**Instructions to follow:**
Could you set down the full listing, unchanged?

*** Opening of Available data ***

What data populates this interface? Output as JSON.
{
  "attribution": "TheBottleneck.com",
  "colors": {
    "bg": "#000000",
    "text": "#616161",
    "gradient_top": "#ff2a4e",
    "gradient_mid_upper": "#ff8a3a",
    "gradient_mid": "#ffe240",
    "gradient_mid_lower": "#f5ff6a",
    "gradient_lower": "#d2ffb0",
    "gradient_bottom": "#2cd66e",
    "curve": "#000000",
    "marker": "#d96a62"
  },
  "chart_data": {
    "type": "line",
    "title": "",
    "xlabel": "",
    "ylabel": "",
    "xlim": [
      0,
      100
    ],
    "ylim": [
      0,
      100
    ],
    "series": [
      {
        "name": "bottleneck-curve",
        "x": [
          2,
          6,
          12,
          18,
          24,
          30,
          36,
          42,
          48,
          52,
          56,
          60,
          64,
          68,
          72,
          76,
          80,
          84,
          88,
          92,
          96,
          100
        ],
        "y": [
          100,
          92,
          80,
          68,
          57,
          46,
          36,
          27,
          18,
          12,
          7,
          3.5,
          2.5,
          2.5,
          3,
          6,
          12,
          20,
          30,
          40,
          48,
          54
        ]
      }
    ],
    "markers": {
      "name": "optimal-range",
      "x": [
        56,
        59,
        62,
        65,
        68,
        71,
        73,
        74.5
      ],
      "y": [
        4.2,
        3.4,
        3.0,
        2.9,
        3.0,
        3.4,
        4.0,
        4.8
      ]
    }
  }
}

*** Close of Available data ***

**Reply:**
What data populates this interface? Output as JSON.
{
  "attribution": "TheBottleneck.com",
  "colors": {
    "bg": "#000000",
    "text": "#616161",
    "gradient_top": "#ff2a4e",
    "gradient_mid_upper": "#ff8a3a",
    "gradient_mid": "#ffe240",
    "gradient_mid_lower": "#f5ff6a",
    "gradient_lower": "#d2ffb0",
    "gradient_bottom": "#2cd66e",
    "curve": "#000000",
    "marker": "#d96a62"
  },
  "chart_data": {
    "type": "line",
    "title": "",
    "xlabel": "",
    "ylabel": "",
    "xlim": [
      0,
      100
    ],
    "ylim": [
      0,
      100
    ],
    "series": [
      {
        "name": "bottleneck-curve",
        "x": [
          2,
          6,
          12,
          18,
          24,
          30,
          36,
          42,
          48,
          52,
          56,
          60,
          64,
          68,
          72,
          76,
          80,
          84,
          88,
          92,
          96,
          100
        ],
        "y": [
          100,
          92,
          80,
          68,
          57,
          46,
          36,
          27,
          18,
          12,
          7,
          3.5,
          2.5,
          2.5,
          3,
          6,
          12,
          20,
          30,
          40,
          48,
          54
        ]
      }
    ],
    "markers": {
      "name": "optimal-range",
      "x": [
        56,
        59,
        62,
        65,
        68,
        71,
        73,
        74.5
      ],
      "y": [
        4.2,
        3.4,
        3.0,
        2.9,
        3.0,
        3.4,
        4.0,
        4.8
      ]
    }
  }
}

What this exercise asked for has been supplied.